By Published on .

Most Popular
As happy as we were to have Arianna Huffington speak at our conference, I keep going back to the video of her talking about what she'd do if she were John McCain and had to beat Barack Obama. Her answer, sadly, was all too obvious. It was based on a stereotype and therefore not good strategy. Republicans are big bad fearmongers. They will scare the voter. They will tell them that Barack Obama is a weak-kneed Muslim with an American-hating wife. If that's what Democrats are actually thinking when they plan counter strategy, they might want to prepare themselves for defeat. Luckily, Barack Obama's a better candidate than that.

Hillary Clinton's team already tried this "scare-them-stiff" approach. Directly through ads and indirectly through political rumor machines, all these nasty Obama rumors were unleashed during the Democratic primary by a Democratic opponent. And it didn't work.

Democrats have been trying to use this "fearmonger" trope -- mostly against George W. Bush -- for too long now. In essence, they're fighting the last war over and over again. And it hasn't worked out very well for them. Nevermind that if we want to talk fearmongering, Democratic candidates spend a lot of time telling small children that mommy's car is killing polar bears and the earth is going to be drowned by tsunamis shortly before melting. Fearmongering is used by both parties. Sometimes it works, sometimes it doesn't. Meta-fearmongering (accusing the other side of spreading fear) doesn't interest voters and it doesn't work. It's a too-clever-by-half attempt to take certain issues off the table. If you even talk about war, it's fearmongering. Voters want to hear about a candidate's approach to these issues. Meta-fearmongering is the lazy way out and basically an admission that you don't have an answer to counter the fear being mongered.

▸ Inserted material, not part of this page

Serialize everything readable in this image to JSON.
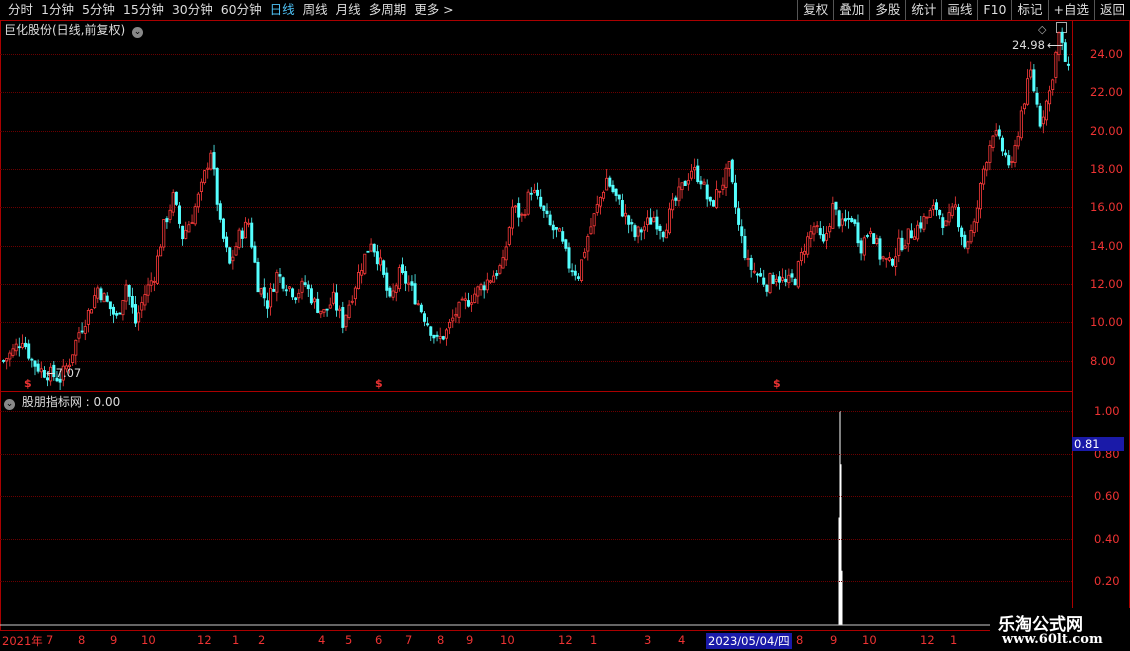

I only wish Huffington would have taken the question a little more seriously from a McCain camp perspective. There's no doubt she's partially right. There are groups out there spreading a lot of manure about Obama's past. Even the New Yorker (just joking). But that's not McCain's actual team. What does McCain have to do to win?

Team McCain is already doing some of it, by hammering Obama on his objection to off-shore oil drilling. They can also go after Obama for publicly saying the surge would never work. Neither of those has anything to do with terrorists and bombs going off, or rumors that Obama is a secret Muslim with ties to Hamas.

And an inspirational campaign may be the best way to "counter fear" (whatever that means), but Obama's been running an inspirational campaign for almost a year now. He's got that part nailed down. Fear or not, once McCain starts throwing specifics, Obama's going to have to answer back--and he'll have to do it without seeming peevish. Inspirational messages about "change" aren't going to cut it.

Of course, Obama's plenty capable of doing all of that. The guy came out of Chicago, so no one should worry about him being able to defend himself from Republican fearmongers.